Washington, May 6 : A new study has determined that due to the increasing demand for ivory products in rich industrialized nations like the Unites States, there has been an alarming rise in elephant poaching in recent years.
According to a report in the National Geographic News, the study makes the claim based on investigations of thousands of retail outlets in 16 American cities between March and December 2006 and March and May 2007.
The most common types of worked ivory items for sale in the US were netsukes (miniature sculptures), human figurines, and jewelry, most originating from China and Japan.
Esmond Martin, a geographer and wildlife trade investigator involved in the report, said many of the ivory items found in the US have been made after a 1990 ban on the ivory trade.
"Much of this trade is in contravention of both domestic laws and international treaties, and most of the ivory comes from China," said Christine Wolf, a CWI (Care for the Wild International) spokesperson.
The restriction is part of the Convention on International Trade in Endangered Species of Wild Fauna and Flora, or CITES, an international agreement between governments meant to ensure that cross-border trade in animal and plant specimens doesn't threaten those populations.
What is surprising that the US is a signatory of this international agreement.
The report pointed out loopholes in US laws against ivory trading, as well as faulted authorities for failing to properly enforce what is on the books.
According to the study, the growing demand for ivory products in US has resulted in elephants being slaughtered in record numbers.
Conservationists recently reported, for instance, that seventeen elephants were killed in the past few weeks for their ivory in the Democratic Republic of the Congo's Virunga National Park.
"The illegal ivory trade has undergone a major escalation since 2005, and the increasing demand from high-paying industrialized nations is one important cause," said Samuel K. Wasser, director of the Center for Conservation Biology at the University of Washington, Seattle.
In 2006, illegal trade in elephant ivory reached record levels and that elephant poaching rates were higher than at any point since the enactment of the CITES ivory ban.
Some 23,000 elephants were killed for their tusks in 2006, according to that study.
According to Wasser, though China is typically cited as the country that is most driving this demand, the new report identifies the US as the second-largest ivory market in the world, with most of this ivory being illegally imported from China.

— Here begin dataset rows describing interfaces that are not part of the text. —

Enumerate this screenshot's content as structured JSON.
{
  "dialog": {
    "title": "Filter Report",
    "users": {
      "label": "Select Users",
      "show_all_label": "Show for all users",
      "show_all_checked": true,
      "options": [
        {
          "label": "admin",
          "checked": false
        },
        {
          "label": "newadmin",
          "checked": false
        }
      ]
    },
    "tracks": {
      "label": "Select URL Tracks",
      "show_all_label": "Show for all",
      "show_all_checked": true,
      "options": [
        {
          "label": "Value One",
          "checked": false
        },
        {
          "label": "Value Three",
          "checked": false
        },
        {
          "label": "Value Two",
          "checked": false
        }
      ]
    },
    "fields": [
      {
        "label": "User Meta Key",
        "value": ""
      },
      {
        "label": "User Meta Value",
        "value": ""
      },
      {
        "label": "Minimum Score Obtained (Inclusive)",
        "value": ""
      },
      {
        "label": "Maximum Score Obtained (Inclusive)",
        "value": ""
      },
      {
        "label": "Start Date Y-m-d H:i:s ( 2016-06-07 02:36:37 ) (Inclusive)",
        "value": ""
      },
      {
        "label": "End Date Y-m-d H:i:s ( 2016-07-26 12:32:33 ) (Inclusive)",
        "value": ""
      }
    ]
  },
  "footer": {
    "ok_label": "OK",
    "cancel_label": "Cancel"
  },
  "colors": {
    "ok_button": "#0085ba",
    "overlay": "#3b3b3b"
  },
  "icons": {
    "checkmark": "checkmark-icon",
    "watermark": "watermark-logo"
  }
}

"Thus US demand for ivory appears to be indirectly adding to China's demand," he added.